The brand licensing business (where franchise characters are licensed to third-party merchandise brands) was facing pressure from a key customer for substantially lower royalty rates and more favourable terms for a contract renewal because of growth in volume of business over the years.

The finance business partner team partnered with the sales team to examine the merits of the customer's ask and put together a well-substantiated and compelling counterproposal by:

  • Doing a market analysis (using secondary data) to substantiate this customer's market share claimed in different segments and how that had been trending, to verify the growing importance and further potential of this customer.
  • Working internally with our content team across multiple lines of business to aggregate information on ongoing and planned investments to increase the appeal of the particular franchise characters (those that this customer sought to license and others we could recommend that they add on) among the target markets. This included (1) future content pipeline and marketing plans for movies/TV shows involving these characters; (2) our consumer insights team adding trend data on how consumer recall scores for these characters have gone up during the existing contract tenure with this customer; and (3) sales putting these in a presentation to show the customer how much they stand to gain by partnering with the highly saleable characters, and thereby aiding the sales team in fending off customers' aggressive ask for lower royalty rates.
  • Collecting market intelligence on estimated royalty pricing by competitors (this required some sleuthing, working hand-in-hand with the sales team) and on royalty rates charged by our counterparts in other geographies for licensing the characters to similar product groups, for benchmarking purposes.
  • Helping the sales team come up with a well-substantiated counteroffer that was compelling to the customer yet equitable for the company. An example would be to use multiple scenarios of step-down royalty percentages and link them to incremental sales as a win-win proposition and to compute the impact on revenue forecasts to help sales decide the baseline terms and our aspirational terms, ie, our initial offer. Or you could use your cost understanding to identify schemes and marketing support programmes that offer high value to the customer at low marginal cost to us.
  • Better still (if the finance business partner has well-honed negotiation skills), supporting the sales team by participating in the actual negotiations with the customer.
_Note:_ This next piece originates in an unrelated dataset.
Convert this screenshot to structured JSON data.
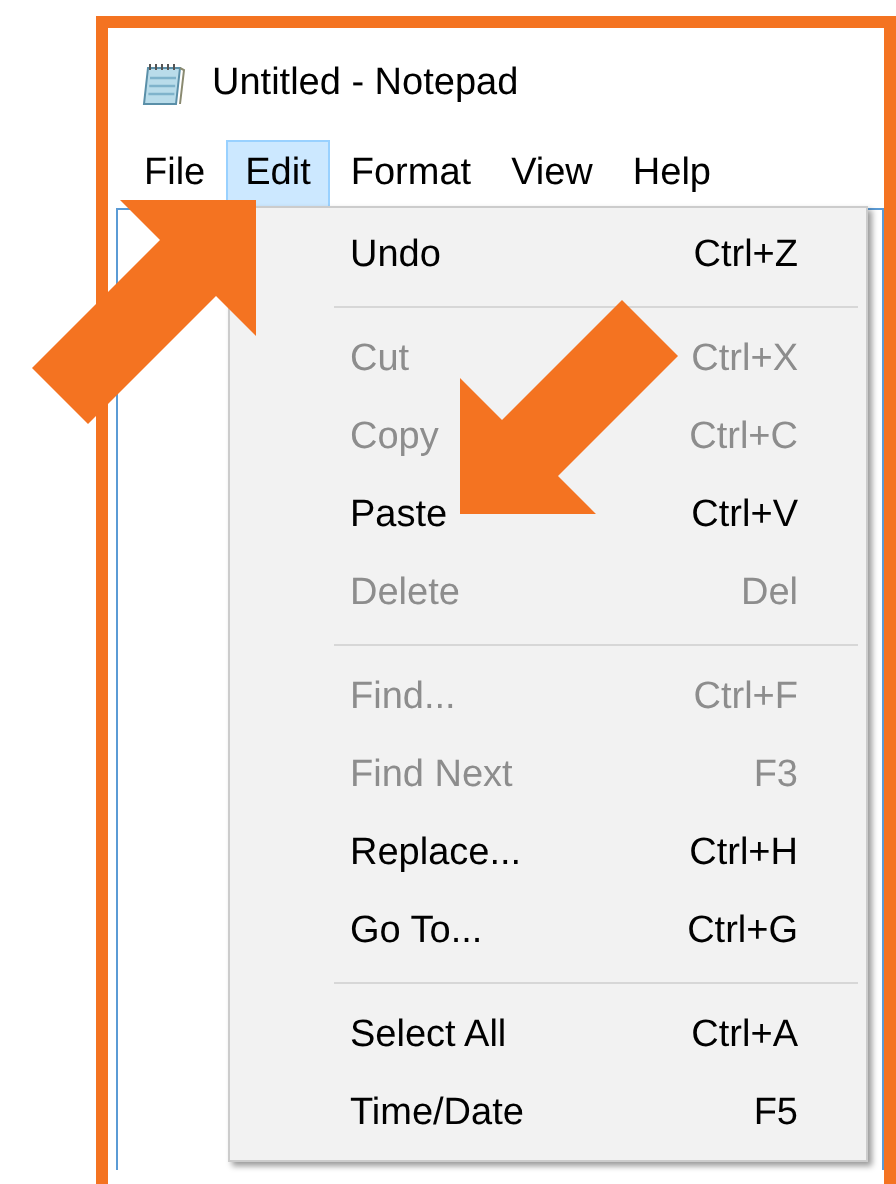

Skills to learn

If you wish to equip yourself with these competencies and become an effective finance business partner, here's what you can do, starting today:

  • Work to improve your commercial acumen. Understand the value chain of your organisation, and update yourself on industry developments, the competition, the economy, etc. Step out from behind your computer to walk the shop or retail floor, spend time getting to know members of the operating and sales teams, take on projects that give you cross-functional exposure, and follow trade publications and podcasts.
  • Network with fellow professionals outside your organisation to share war stories and learn from each other. Join offline and online forums to learn how the latest technological developments can be leveraged to improve finance department productivity and help your business counterparts.
  • Seek opportunities to learn and practise your written communication and presentation skills.

And my bonus tip for you is to reflect on what you are going to start doing to add more value and what you are going to stop doing to free up time and mind-space.

Raju Venkataraman, FCMA, CGMA, was CFO and head of strategy and business development for Disney in Southeast Asia before he became a leadership coach and corporate trainer who offers his services globally. He lives in Singapore. To comment on this article or to suggest an idea for another article, contact Sabine Vollmer, an FM magazine senior editor, at